Death and dying is a touchy subject I address with my patients and their families every day. I’ve also spoken with many patients about their “Time to Heal” and written several articles on that subject. Now, it is time to talk about Time to Die. Every Wednesday morning, we have our staff meeting to cover any problems with patient care and address any problems related to medical practices.
Occasionally, my staff will bring a lighted candle to the staff meeting as a means to share and reflect on a patient who had recently died. We review the chart, reflect, and discuss how we could have done better. We celebrate the transition of the person into another cycle of life.
Death and dying as a cycle of life, not the end of life, after suffering and postponing the inevitable, seems easier for the patient, myself, my staff, and the family members to accept death as a part of life.
What would you do if your doctor told you that you have terminal pancreatic cancer and three months to live, or one more year to live with lung cancer, or a few more months to live with chemo, radiation or surgery? Would you do chemo, radiation therapy, or surgery? Most of my patients will choose chemo, radiation, or surgery. However, they also want nutritional support, detoxification, and holistic support to help them get through their therapies with their oncologists.
Often, I would ask my patients what they really want to do when they are cancer free and feeling well. Most of them will say they want to travel to places they have been thinking and dreaming about but they were previously too busy. And now they are too sick to travel.
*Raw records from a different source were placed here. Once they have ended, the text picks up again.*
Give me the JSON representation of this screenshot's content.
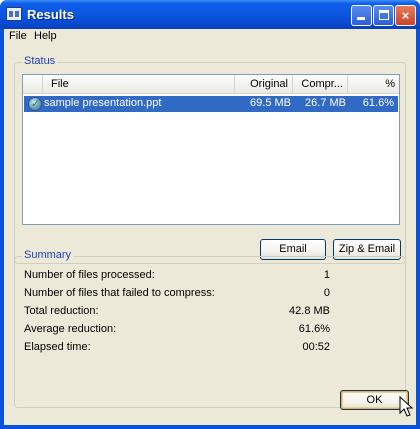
{
  "window": {
    "title": "Results",
    "controls": {
      "minimize": "minimize",
      "maximize": "maximize",
      "close": "×"
    }
  },
  "menu": {
    "items": [
      "File",
      "Help"
    ]
  },
  "status": {
    "group_title": "Status",
    "columns": [
      "File",
      "Original",
      "Compr...",
      "%"
    ],
    "rows": [
      {
        "file": "sample presentation.ppt",
        "original": "69.5 MB",
        "compressed": "26.7 MB",
        "percent": "61.6%",
        "selected": true,
        "icon": "check-icon"
      }
    ],
    "buttons": {
      "email": "Email",
      "zip_email": "Zip & Email"
    }
  },
  "summary": {
    "group_title": "Summary",
    "rows": [
      {
        "label": "Number of files processed:",
        "value": "1"
      },
      {
        "label": "Number of files that failed to compress:",
        "value": "0"
      },
      {
        "label": "Total reduction:",
        "value": "42.8 MB"
      },
      {
        "label": "Average reduction:",
        "value": "61.6%"
      },
      {
        "label": "Elapsed time:",
        "value": "00:52"
      }
    ]
  },
  "footer": {
    "ok_label": "OK"
  },
  "colors": {
    "titlebar": "#0a56e0",
    "selection": "#316ac5",
    "group_title": "#1f3fb6",
    "window_bg": "#ece9d8"
  }
}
Some of them blurt out, “I want more sex! My ex-husband (or ex-wife) was a lousy lover!” or “I want to live in Paris and eat out every night, no more cooking, and have French cuisine with fine wines every night!” Some people want to be close to nature, living a simple life surrounded by mountains or by the beach on a remote island.
Some new patients are so far advanced in their illness that they die quickly, within few days, before I have any chance to see the effects of my treatments. They are so far progressed that there is no point of return. We get the message, that the patient has died, from family members.
Sometimes, there are big surprises that my patient died after a minor accident or even a bad golf game. For example, Jim was an avid golfer who had pancreatic cancer but he seemed stable when I saw him. One day I saw him with his arm in a sling. He said he had a bad swing and hit the dirt and jammed his elbow. One week later, he died from the blood clots. Is it possible that the bad swing from the golf game changed life events by triggering inflammation and blood clots into his lungs? Or, maybe, it was his time to die, no matter what, as if it was written in stone.
On the other side of the story, Cheryl, 40 year old, came to see me about 20 years ago with a diagnosis of cancer from adenocarcinoma of the lung. She did not respond to chemotherapy and came to see me for evaluation. Most lung cancer patients die within one to two years with or without chemo, radiation, and surgery.
I put her on my nutritional program, detoxification program, and aggressive parasite medication regiments. Six months later, there were no signs of cancer as indicated by chest X-ray or CT scan. (This case is in my book, Accidental Cure.) As routine follow up care, she was taking parasite meds about two times per year and had been doing well.
She was cancer free for about thirteen years. One day she had recurrent coughing. I was not available to see her because I was out of town. She saw her primary care physician. X-ray was taken, followed by CT scan because of her history of lung cancer. Biopsy was done. She was told she had recurrent slow growing lung cancer. Chemotherapy was started. She died soon after starting chemotherapy. The events happened so quickly. I never had time to intervene and slow down the whole process as if her time was up. It was her time to die.
Lev, a Russian immigrant developed pancreatic cancer. He was told he had three months to live. I put him on parasite meds as a part of his treatment. He lived about three more years. He went to a Caribbean island for a vacation, got sick, saw his primary care physician, was referred to an oncologist because of his previous history of pancreatic cancer, and started on chemotherapy, soon after which he died. I reviewed the chart with a third year medical student from Washington University Medical School. I asked the student to check how many times I wrote parasite meds during that time. I prescribed parasite meds nine times during the three year period. He was feeling well and working during that time without any discomfort or pain.
Elsa, a 77 year old woman came to see me with congestive heart failure, atrial fibrillation, and ejection fraction of 20 percent with a prognosis of one or two years survival. She lived to be 91 years old.
When doctors, with their best knowledge and intention, give patients a prognosis of how much time to live or time to die, whether it is three months or two years, often, most patients die during that time period because they believe their doctors’ predictions. When you beat the expectation and prognosis of death and dying by years of life, it is like a dead man talking. Is it possible to bend Time? You have to first believe that you can bend Time. Let the dead man keep talking.